Senator Batters: Senator Woo, thank you for that. However, my question remains unanswered.

Perhaps you can answer this: Is this the first regulatory statute of this type from the Trudeau government during its six and a half years in power? If not, how many have there been? How many meetings did your committee have during the last parliamentary session, given that we are already several months into this session and we just had the first meeting?

Senator Woo: We call this the second Annual Regulatory Modernization Bill. The first one was part of the 2019 Budget Implementation Act. It was embedded within that bill but clearly spelled out as the first set of regulatory modernization activities. The short answer is that this is number two.

Insofar as Scrutiny of Regulations Committee meetings during the last Parliament, I believe we had one substantive meeting. The reasons are well known to all of us. It was lower in the pecking order in terms of priority time slots for committees to meet. Being a joint committee made it more complicated. There were delays in the nomination of the joint chair on the other side and, of course, there was a short parliamentary session.

However, as I mentioned, we now have some runway. With a bit of luck, we can get five meetings in before the end of June, and we hope to get a lot done.
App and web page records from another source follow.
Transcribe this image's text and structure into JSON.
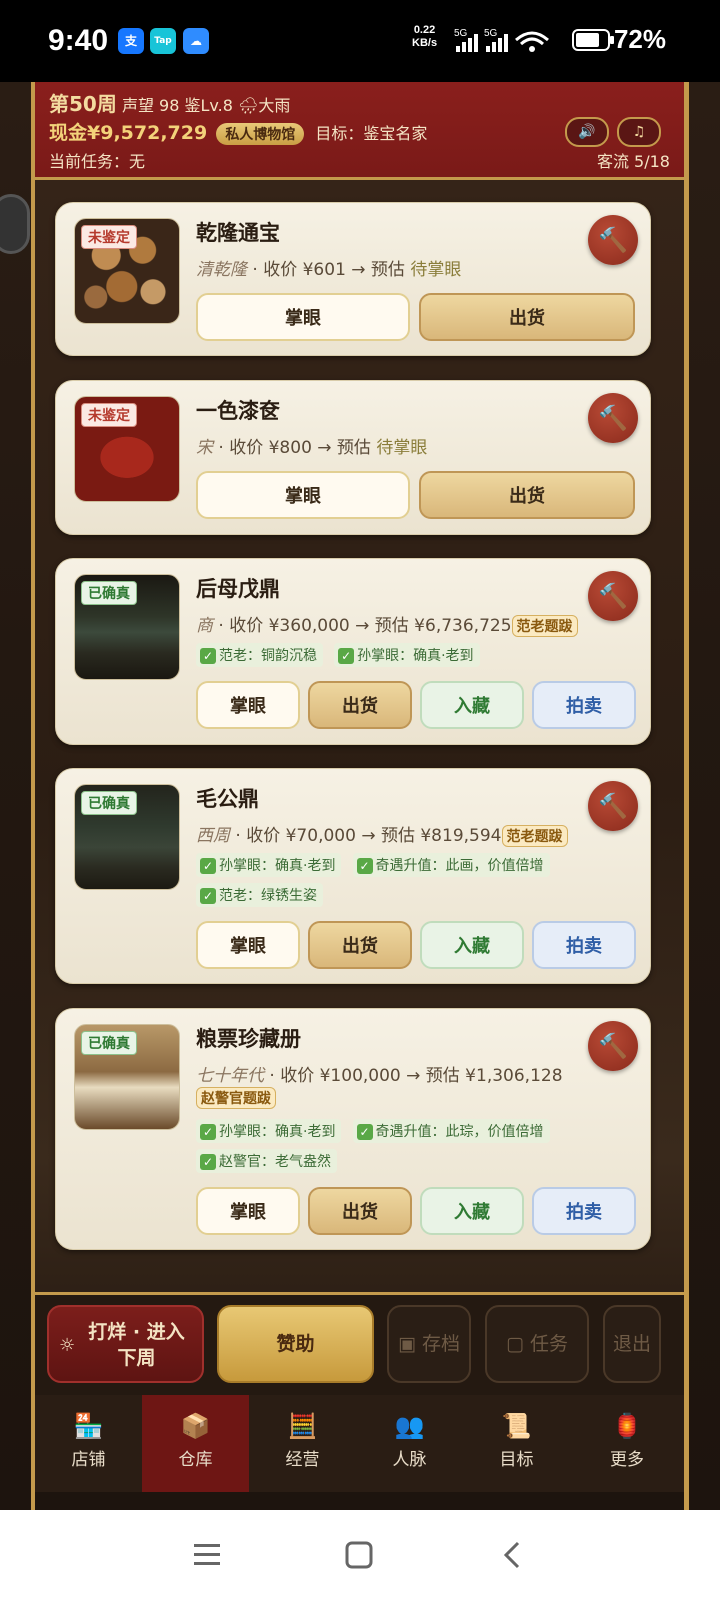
{
  "status": {
    "time": "9:40",
    "apps": [
      "支",
      "Tap",
      "☁"
    ],
    "speed_top": "0.22",
    "speed_unit": "KB/s",
    "battery": "72%"
  },
  "header": {
    "week": "第50周",
    "reputation": "声望 98",
    "appraise_level": "鉴Lv.8",
    "weather": "🌧大雨",
    "cash_label": "现金",
    "cash": "¥9,572,729",
    "museum_badge": "私人博物馆",
    "goal": "目标：鉴宝名家",
    "task": "当前任务：无",
    "flow": "客流 5/18",
    "sound_icon": "🔊",
    "music_icon": "♫"
  },
  "items": [
    {
      "name": "乾隆通宝",
      "tag": "未鉴定",
      "era": "清乾隆",
      "info": " · 收价 ¥601 → 预估 ",
      "estimate": "待掌眼",
      "badge": "",
      "chips": [],
      "buttons": [
        "掌眼",
        "出货"
      ]
    },
    {
      "name": "一色漆奁",
      "tag": "未鉴定",
      "era": "宋",
      "info": " · 收价 ¥800 → 预估 ",
      "estimate": "待掌眼",
      "badge": "",
      "chips": [],
      "buttons": [
        "掌眼",
        "出货"
      ]
    },
    {
      "name": "后母戊鼎",
      "tag": "已确真",
      "era": "商",
      "info": " · 收价 ¥360,000 → 预估 ¥6,736,725",
      "estimate": "",
      "badge": "范老题跋",
      "chips": [
        "范老：铜韵沉稳",
        "孙掌眼：确真·老到"
      ],
      "buttons": [
        "掌眼",
        "出货",
        "入藏",
        "拍卖"
      ]
    },
    {
      "name": "毛公鼎",
      "tag": "已确真",
      "era": "西周",
      "info": " · 收价 ¥70,000 → 预估 ¥819,594",
      "estimate": "",
      "badge": "范老题跋",
      "chips": [
        "孙掌眼：确真·老到",
        "奇遇升值：此画，价值倍增",
        "范老：绿锈生姿"
      ],
      "buttons": [
        "掌眼",
        "出货",
        "入藏",
        "拍卖"
      ]
    },
    {
      "name": "粮票珍藏册",
      "tag": "已确真",
      "era": "七十年代",
      "info": " · 收价 ¥100,000 → 预估 ¥1,306,128",
      "estimate": "",
      "badge": "赵警官题跋",
      "chips": [
        "孙掌眼：确真·老到",
        "奇遇升值：此琮，价值倍增",
        "赵警官：老气盎然"
      ],
      "buttons": [
        "掌眼",
        "出货",
        "入藏",
        "拍卖"
      ]
    }
  ],
  "actions": {
    "next_week_line1": "打烊 · 进入",
    "next_week_line2": "下周",
    "sponsor": "赞助",
    "save": "存档",
    "tasks": "任务",
    "quit": "退出"
  },
  "nav": [
    {
      "label": "店铺",
      "icon": "🏪"
    },
    {
      "label": "仓库",
      "icon": "📦"
    },
    {
      "label": "经营",
      "icon": "🧮"
    },
    {
      "label": "人脉",
      "icon": "👥"
    },
    {
      "label": "目标",
      "icon": "📜"
    },
    {
      "label": "更多",
      "icon": "🏮"
    }
  ],
  "colors": {
    "accent_red": "#8a1f1c",
    "gold": "#c49a4c",
    "confirmed_green": "#2f7a33",
    "auction_blue": "#2f5ea6"
  }
}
Hon. David Richards: Senator Woo, would you take a quick question?

Senator Woo: Yes, of course.

Senator Richards: You mentioned in this regulations act the relaxation of fishery charges. Would you have information on which specific charges you are talking about? If you don’t have the information at hand, could you send me an email about this, please?

Senator Woo: Thank you, Senator Richards. The best place to get those detailed answers is in committee. I look forward to detailed scrutiny. I think it’s not so much a relaxation of rules but, rather, the ability for fisheries officers to legally use alternative dispute settlement mechanisms for minor infractions of the Fisheries Act.

Hon. Dennis Glen Patterson: I would like to ask Senator Woo a question.

Senator Woo, thank you for that informative speech. You have urged that the bill go to committee; however, it covers a broad area and a number of existing statutes. Do you see one committee being a main committee? How would committees of the Senate deal with such a broad piece of legislation? Thank you.

Senator Woo: Thank you, Senator Patterson. The question and the decision on which committee or committees the bill goes to are now beyond my pay grade. I know the leaders are discussing this issue. I believe they are contemplating sending the bill to multiple committees. I think we can roughly guess which committees are suited for which amendments.

I do agree with you — if, in fact, this is what you were suggesting — that there should be a master committee; again, I leave that decision to the leadership.

What I will say, though, colleagues, is that if we agree that regulatory modernization is a good thing and that we should do it on a regular basis — sort of like housecleaning, right? — if we have to do spring cleaning every year, let’s think about how best to do it in the Senate and how best to organize ourselves so that we don’t have to debate which broom to use and which mop is the most efficient.

Personally, I would like to see us play a leadership role in the broader issue of regulatory reform for this country and to provide some leadership in Parliament in terms of pushing forward this agenda on a regular basis, regardless of the government in place. This bill will give us the opportunity to think about what some best practices might be.